***** The data *****
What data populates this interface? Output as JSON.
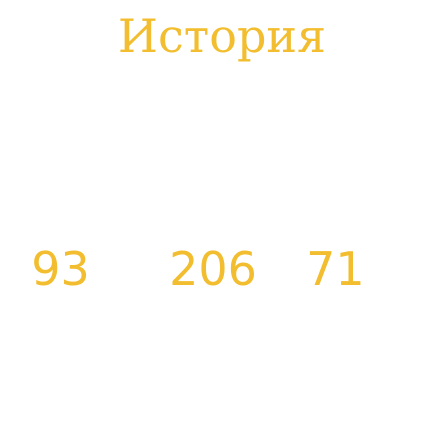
{
  "colors": {
    "background": "#ffffff",
    "text": "#f2bd2e"
  },
  "title": "История",
  "stats": [
    "93",
    "206",
    "71"
  ]
}
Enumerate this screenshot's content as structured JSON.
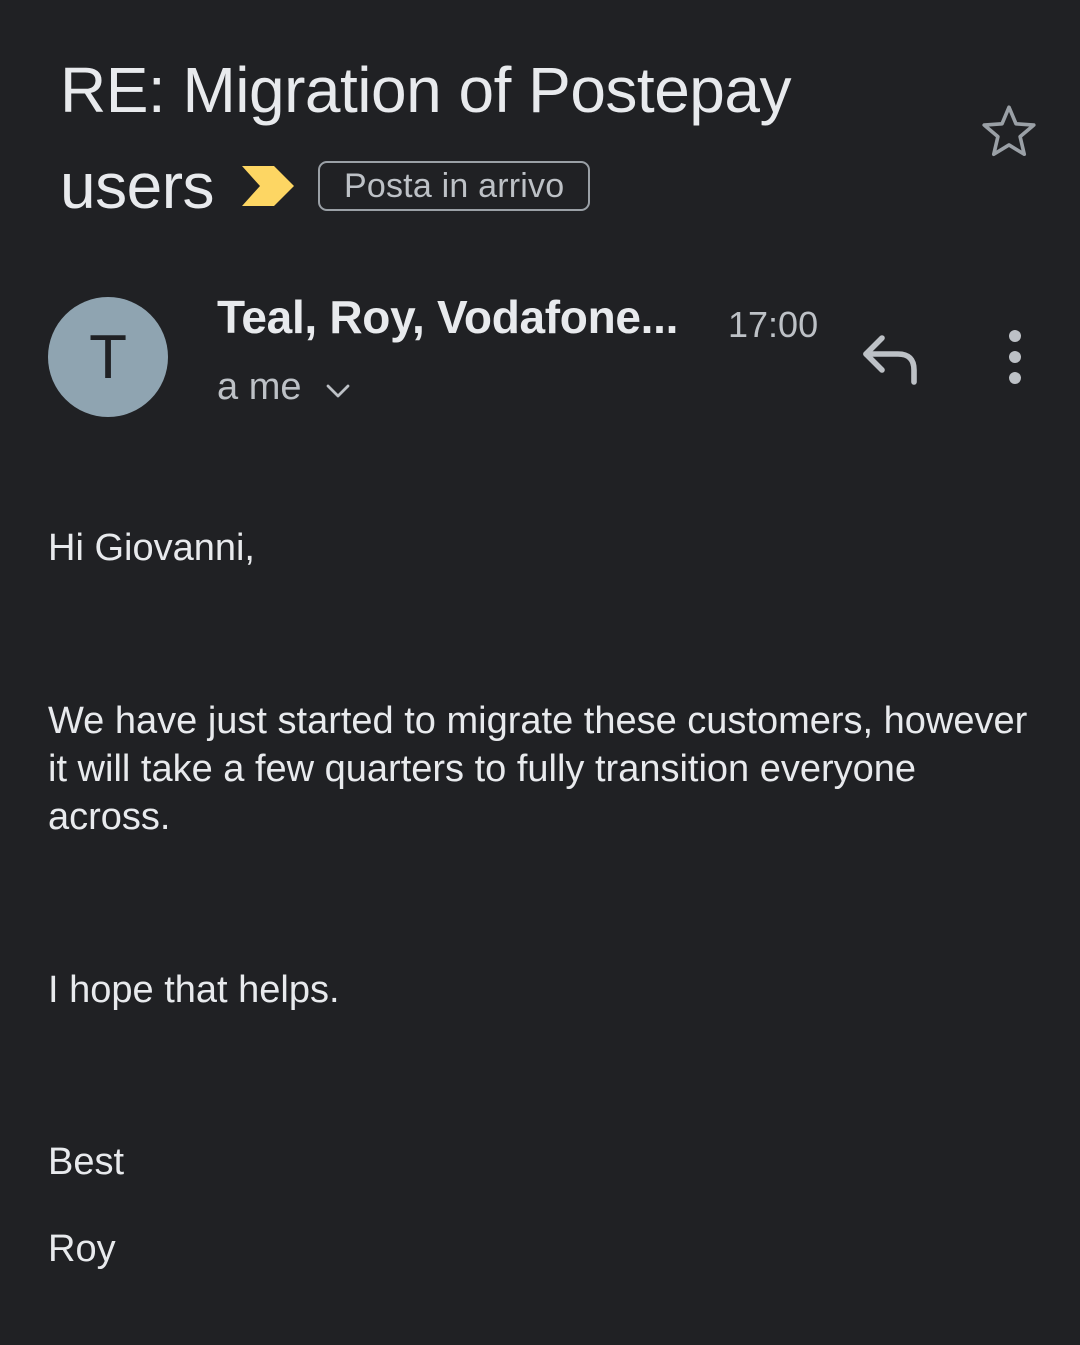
{
  "subject": {
    "line1": "RE: Migration of Postepay",
    "line2": "users",
    "label": "Posta in arrivo"
  },
  "message": {
    "avatar_letter": "T",
    "sender": "Teal, Roy, Vodafone...",
    "time": "17:00",
    "recipients": "a me"
  },
  "body": {
    "greeting": "Hi Giovanni,",
    "paragraph": "We have just started to migrate these customers, however it will take a few quarters to fully transition everyone across.",
    "closing_line": "I hope that helps.",
    "signoff": "Best",
    "signature": "Roy"
  },
  "icons": {
    "importance": "importance-marker-icon",
    "star": "star-outline-icon",
    "reply": "reply-icon",
    "more": "more-vert-icon",
    "expand": "chevron-down-icon"
  },
  "colors": {
    "background": "#202124",
    "importance": "#fdd663",
    "avatar": "#8fa4b1"
  }
}
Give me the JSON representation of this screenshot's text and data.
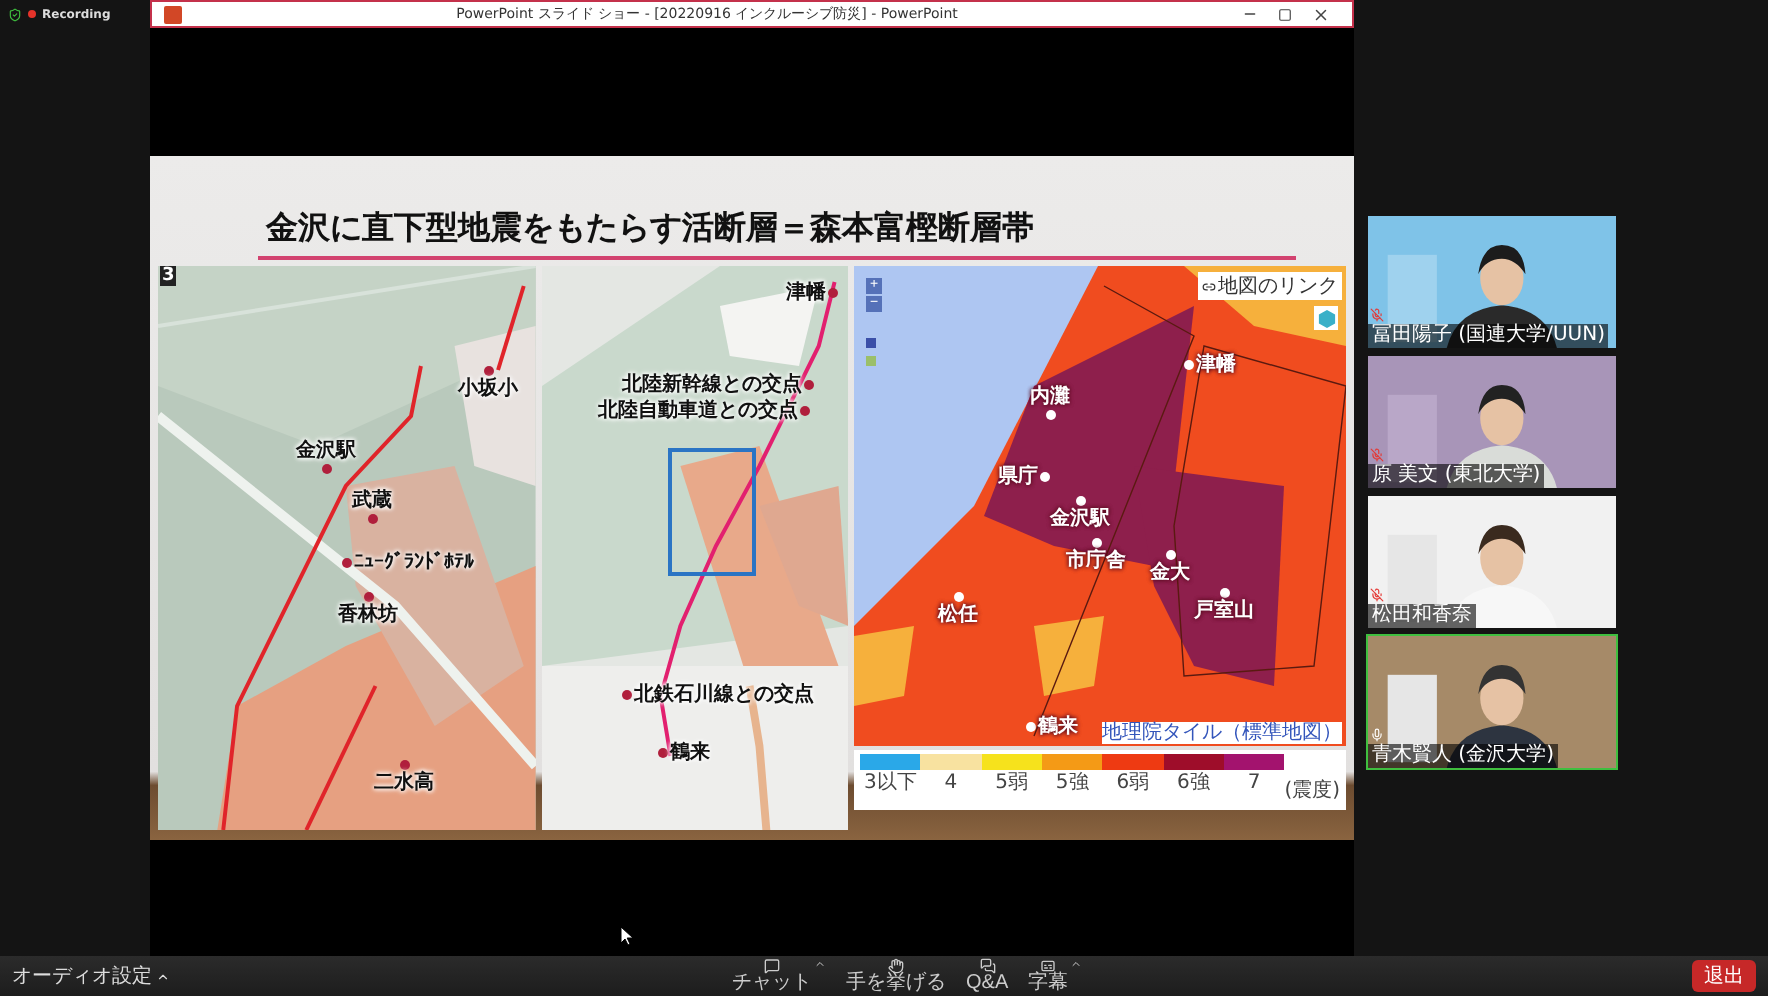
{
  "recording_indicator": {
    "label": "Recording"
  },
  "window": {
    "title": "PowerPoint スライド ショー - [20220916 インクルーシブ防災] - PowerPoint"
  },
  "slide": {
    "title": "金沢に直下型地震をもたらす活断層＝森本富樫断層帯",
    "maps": [
      {
        "kind": "geology",
        "corner_label": "3",
        "places": [
          "小坂小",
          "金沢駅",
          "武蔵",
          "ﾆｭｰｸﾞﾗﾝﾄﾞﾎﾃﾙ",
          "香林坊",
          "二水高"
        ]
      },
      {
        "kind": "relief",
        "places": [
          "津幡",
          "北陸新幹線との交点",
          "北陸自動車道との交点",
          "北鉄石川線との交点",
          "鶴来"
        ]
      },
      {
        "kind": "intensity",
        "link_button": "地図のリンク",
        "zoom_buttons": [
          "+",
          "−"
        ],
        "attribution": "地理院タイル（標準地図）",
        "places": [
          "津幡",
          "内灘",
          "県庁",
          "金沢駅",
          "市庁舎",
          "金大",
          "戸室山",
          "松任",
          "鶴来"
        ]
      }
    ],
    "legend": {
      "items": [
        {
          "label": "3以下",
          "color": "#2aa8e8"
        },
        {
          "label": "4",
          "color": "#f8e2a0"
        },
        {
          "label": "5弱",
          "color": "#f6e21c"
        },
        {
          "label": "5強",
          "color": "#f49a16"
        },
        {
          "label": "6弱",
          "color": "#ee3a12"
        },
        {
          "label": "6強",
          "color": "#9e0d2a"
        },
        {
          "label": "7",
          "color": "#a3136e"
        }
      ],
      "unit": "(震度)"
    }
  },
  "participants": [
    {
      "name": "冨田陽子 (国連大学/UUN)",
      "muted": true,
      "speaking": false
    },
    {
      "name": "原 美文 (東北大学)",
      "muted": true,
      "speaking": false
    },
    {
      "name": "松田和香奈",
      "muted": true,
      "speaking": false
    },
    {
      "name": "青木賢人 (金沢大学)",
      "muted": false,
      "speaking": true
    }
  ],
  "toolbar": {
    "audio_settings": "オーディオ設定",
    "buttons": [
      {
        "kind": "chat",
        "label": "チャット"
      },
      {
        "kind": "hand",
        "label": "手を挙げる"
      },
      {
        "kind": "qa",
        "label": "Q&A"
      },
      {
        "kind": "captions",
        "label": "字幕"
      }
    ],
    "leave": "退出"
  }
}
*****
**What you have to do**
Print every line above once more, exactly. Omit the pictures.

**The answer**
What data populates this interface? Output as JSON.
{
  "colors": {
    "background": "#ffffff",
    "text": "#f2bd2e"
  },
  "title": "История",
  "stats": [
    "93",
    "206",
    "71"
  ]
}
Enumerate this screenshot's content as structured JSON.
{
  "subject": {
    "line1": "RE: Migration of Postepay",
    "line2": "users",
    "label": "Posta in arrivo"
  },
  "message": {
    "avatar_letter": "T",
    "sender": "Teal, Roy, Vodafone...",
    "time": "17:00",
    "recipients": "a me"
  },
  "body": {
    "greeting": "Hi Giovanni,",
    "paragraph": "We have just started to migrate these customers, however it will take a few quarters to fully transition everyone across.",
    "closing_line": "I hope that helps.",
    "signoff": "Best",
    "signature": "Roy"
  },
  "icons": {
    "importance": "importance-marker-icon",
    "star": "star-outline-icon",
    "reply": "reply-icon",
    "more": "more-vert-icon",
    "expand": "chevron-down-icon"
  },
  "colors": {
    "background": "#202124",
    "importance": "#fdd663",
    "avatar": "#8fa4b1"
  }
}
Give me the JSON representation of this screenshot's text and data.
{
  "recording_indicator": {
    "label": "Recording"
  },
  "window": {
    "title": "PowerPoint スライド ショー - [20220916 インクルーシブ防災] - PowerPoint"
  },
  "slide": {
    "title": "金沢に直下型地震をもたらす活断層＝森本富樫断層帯",
    "maps": [
      {
        "kind": "geology",
        "corner_label": "3",
        "places": [
          "小坂小",
          "金沢駅",
          "武蔵",
          "ﾆｭｰｸﾞﾗﾝﾄﾞﾎﾃﾙ",
          "香林坊",
          "二水高"
        ]
      },
      {
        "kind": "relief",
        "places": [
          "津幡",
          "北陸新幹線との交点",
          "北陸自動車道との交点",
          "北鉄石川線との交点",
          "鶴来"
        ]
      },
      {
        "kind": "intensity",
        "link_button": "地図のリンク",
        "zoom_buttons": [
          "+",
          "−"
        ],
        "attribution": "地理院タイル（標準地図）",
        "places": [
          "津幡",
          "内灘",
          "県庁",
          "金沢駅",
          "市庁舎",
          "金大",
          "戸室山",
          "松任",
          "鶴来"
        ]
      }
    ],
    "legend": {
      "items": [
        {
          "label": "3以下",
          "color": "#2aa8e8"
        },
        {
          "label": "4",
          "color": "#f8e2a0"
        },
        {
          "label": "5弱",
          "color": "#f6e21c"
        },
        {
          "label": "5強",
          "color": "#f49a16"
        },
        {
          "label": "6弱",
          "color": "#ee3a12"
        },
        {
          "label": "6強",
          "color": "#9e0d2a"
        },
        {
          "label": "7",
          "color": "#a3136e"
        }
      ],
      "unit": "(震度)"
    }
  },
  "participants": [
    {
      "name": "冨田陽子 (国連大学/UUN)",
      "muted": true,
      "speaking": false
    },
    {
      "name": "原 美文 (東北大学)",
      "muted": true,
      "speaking": false
    },
    {
      "name": "松田和香奈",
      "muted": true,
      "speaking": false
    },
    {
      "name": "青木賢人 (金沢大学)",
      "muted": false,
      "speaking": true
    }
  ],
  "toolbar": {
    "audio_settings": "オーディオ設定",
    "buttons": [
      {
        "kind": "chat",
        "label": "チャット"
      },
      {
        "kind": "hand",
        "label": "手を挙げる"
      },
      {
        "kind": "qa",
        "label": "Q&A"
      },
      {
        "kind": "captions",
        "label": "字幕"
      }
    ],
    "leave": "退出"
  }
}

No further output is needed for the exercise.